In the Abramson et al study,3 intra-arterial melphalan treatment was shown to be successful in achieving regression in 7 cases. Four of 10 eyes had received prior therapy for retinoblastoma, and 3 of 4 eyes were successfully controlled with intra-arterial melphalan therapy. However, it is likely that the failure rate with intra-arterial melphalan therapy will be higher for tumors in which other aggressive chemotherapy has already failed. At our institution, the current “salvage” ratio for eyes undergoing this treatment for advanced primary or recurrent retinoblastoma is approximately 60%.4
In summary, ophthalmic intra-arterial infusion with melphalan is an alternative globe-conserving treatment option in advanced retinoblastoma cases. In certain patients, enucleation still remains the definitive treatment because a viable tumor can be seen histopathologically despite treatment with this novel approach.
Correspondence: Dr Murray, Bascom Palmer Eye Institute, PO Box 016880, Miami, FL 33101 (email@example.com).
Financial Disclosure: None reported.
Thank you for submitting a comment on this article.

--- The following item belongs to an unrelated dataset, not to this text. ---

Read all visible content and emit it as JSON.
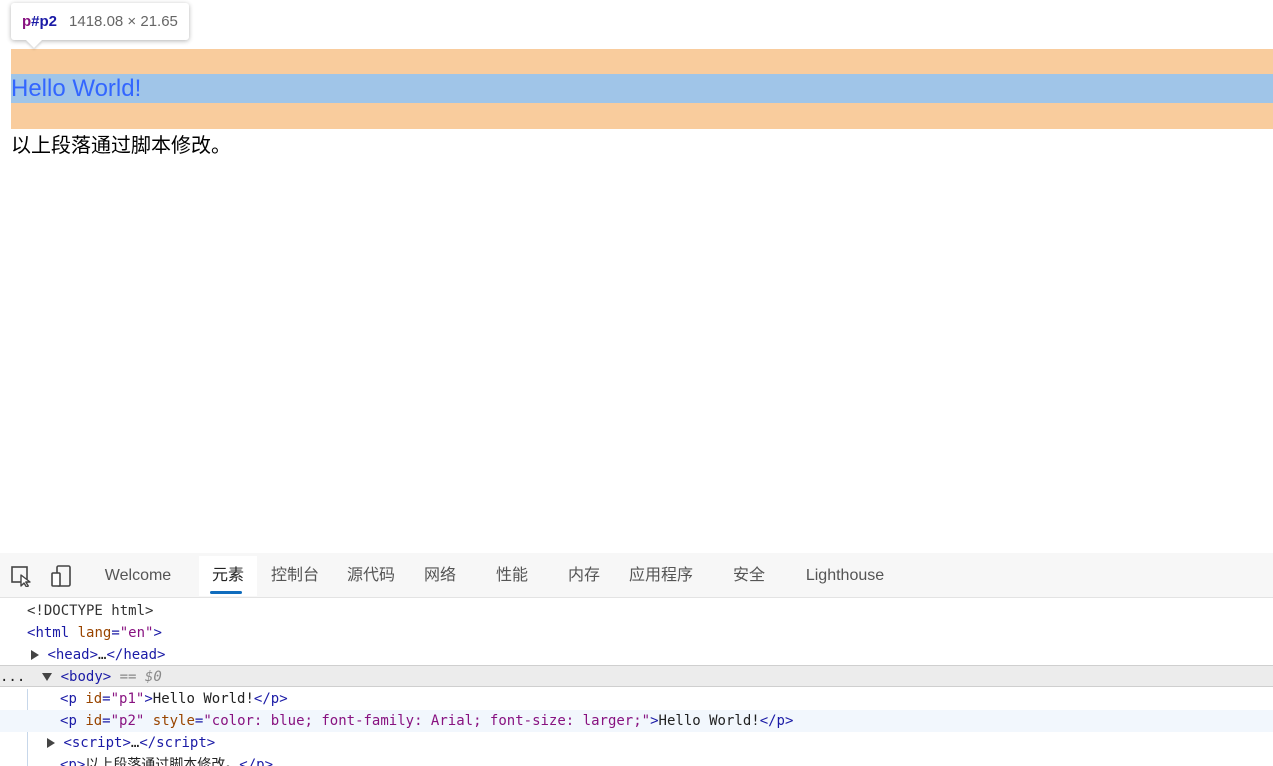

It will be reviewed by JAMA Ophthalmology editors. You will be notified when your comment has been published. Comments should not exceed 500 words of text and 10 references.
Do not submit personal medical questions or information that could identify a specific patient, questions about a particular case, or general inquiries to an author. Only content that has not been published, posted, or submitted elsewhere should be submitted. By submitting this Comment, you and any coauthors transfer copyright to the journal if your Comment is posted.
* = Required Field
Disclosure of Any Conflicts of Interest*
Indicate all relevant conflicts of interest of each author below, including all relevant financial interests, activities, and relationships within the past 3 years including, but not limited to, employment, affiliation, grants or funding, consultancies, honoraria or payment, speakers’ bureaus, stock ownership or options, expert testimony, royalties, donation of medical equipment, or patents planned, pending, or issued. If all authors have none, check "No potential conflicts or relevant financial interests" in the box below. Please also indicate any funding received in support of this work. The information will be posted with your response.
Register and get free email Table of Contents alerts, saved searches, PowerPoint downloads, CME quizzes, and more
Subscribe for full-text access to content from 1998 forward and a host of useful features
Activate your current subscription (AMA members and current subscribers)
Purchase Online Access to this article for 24 hours
Some tools below are only available to our subscribers or users with an online account.
Download citation file:
Web of Science® Times Cited: 6
Customize your page view by dragging & repositioning the boxes below.
and access these and other features:
Enter your username and email address. We'll send you a link to reset your password.
Enter your username and email address. We'll send instructions on how to reset your password to the email address we have on record.
Athens and Shibboleth are access management services that provide single sign-on to protected resources. They replace the multiple user names and passwords necessary to access subscription-based content with a single user name and password that can be entered once per session. It operates independently of a user's location or IP address. If your institution uses Athens or Shibboleth authentication, please contact your site administrator to receive your user name and password.